• _PROBLEM TO WORK ON_
All entries are to be retyped without alteration.

Records excerpted from a collection:
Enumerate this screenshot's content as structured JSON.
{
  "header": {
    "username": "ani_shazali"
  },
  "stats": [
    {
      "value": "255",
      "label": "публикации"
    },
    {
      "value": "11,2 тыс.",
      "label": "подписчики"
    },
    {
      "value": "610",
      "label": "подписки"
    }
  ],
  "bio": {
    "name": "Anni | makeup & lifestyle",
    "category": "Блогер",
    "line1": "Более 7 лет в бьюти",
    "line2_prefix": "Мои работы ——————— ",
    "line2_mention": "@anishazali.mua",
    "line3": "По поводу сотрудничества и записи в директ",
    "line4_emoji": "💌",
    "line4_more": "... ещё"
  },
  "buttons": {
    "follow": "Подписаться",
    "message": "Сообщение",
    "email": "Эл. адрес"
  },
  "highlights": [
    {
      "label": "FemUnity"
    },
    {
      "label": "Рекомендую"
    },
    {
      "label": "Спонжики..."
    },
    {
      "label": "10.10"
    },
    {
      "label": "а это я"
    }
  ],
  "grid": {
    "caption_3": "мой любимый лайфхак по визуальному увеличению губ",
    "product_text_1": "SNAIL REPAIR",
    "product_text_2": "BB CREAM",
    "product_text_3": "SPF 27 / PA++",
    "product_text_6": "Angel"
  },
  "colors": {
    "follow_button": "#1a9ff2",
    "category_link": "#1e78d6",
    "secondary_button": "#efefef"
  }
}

• _RESULT BELOW_
Enumerate this screenshot's content as structured JSON.
{
  "header": {
    "username": "ani_shazali"
  },
  "stats": [
    {
      "value": "255",
      "label": "публикации"
    },
    {
      "value": "11,2 тыс.",
      "label": "подписчики"
    },
    {
      "value": "610",
      "label": "подписки"
    }
  ],
  "bio": {
    "name": "Anni | makeup & lifestyle",
    "category": "Блогер",
    "line1": "Более 7 лет в бьюти",
    "line2_prefix": "Мои работы ——————— ",
    "line2_mention": "@anishazali.mua",
    "line3": "По поводу сотрудничества и записи в директ",
    "line4_emoji": "💌",
    "line4_more": "... ещё"
  },
  "buttons": {
    "follow": "Подписаться",
    "message": "Сообщение",
    "email": "Эл. адрес"
  },
  "highlights": [
    {
      "label": "FemUnity"
    },
    {
      "label": "Рекомендую"
    },
    {
      "label": "Спонжики..."
    },
    {
      "label": "10.10"
    },
    {
      "label": "а это я"
    }
  ],
  "grid": {
    "caption_3": "мой любимый лайфхак по визуальному увеличению губ",
    "product_text_1": "SNAIL REPAIR",
    "product_text_2": "BB CREAM",
    "product_text_3": "SPF 27 / PA++",
    "product_text_6": "Angel"
  },
  "colors": {
    "follow_button": "#1a9ff2",
    "category_link": "#1e78d6",
    "secondary_button": "#efefef"
  }
}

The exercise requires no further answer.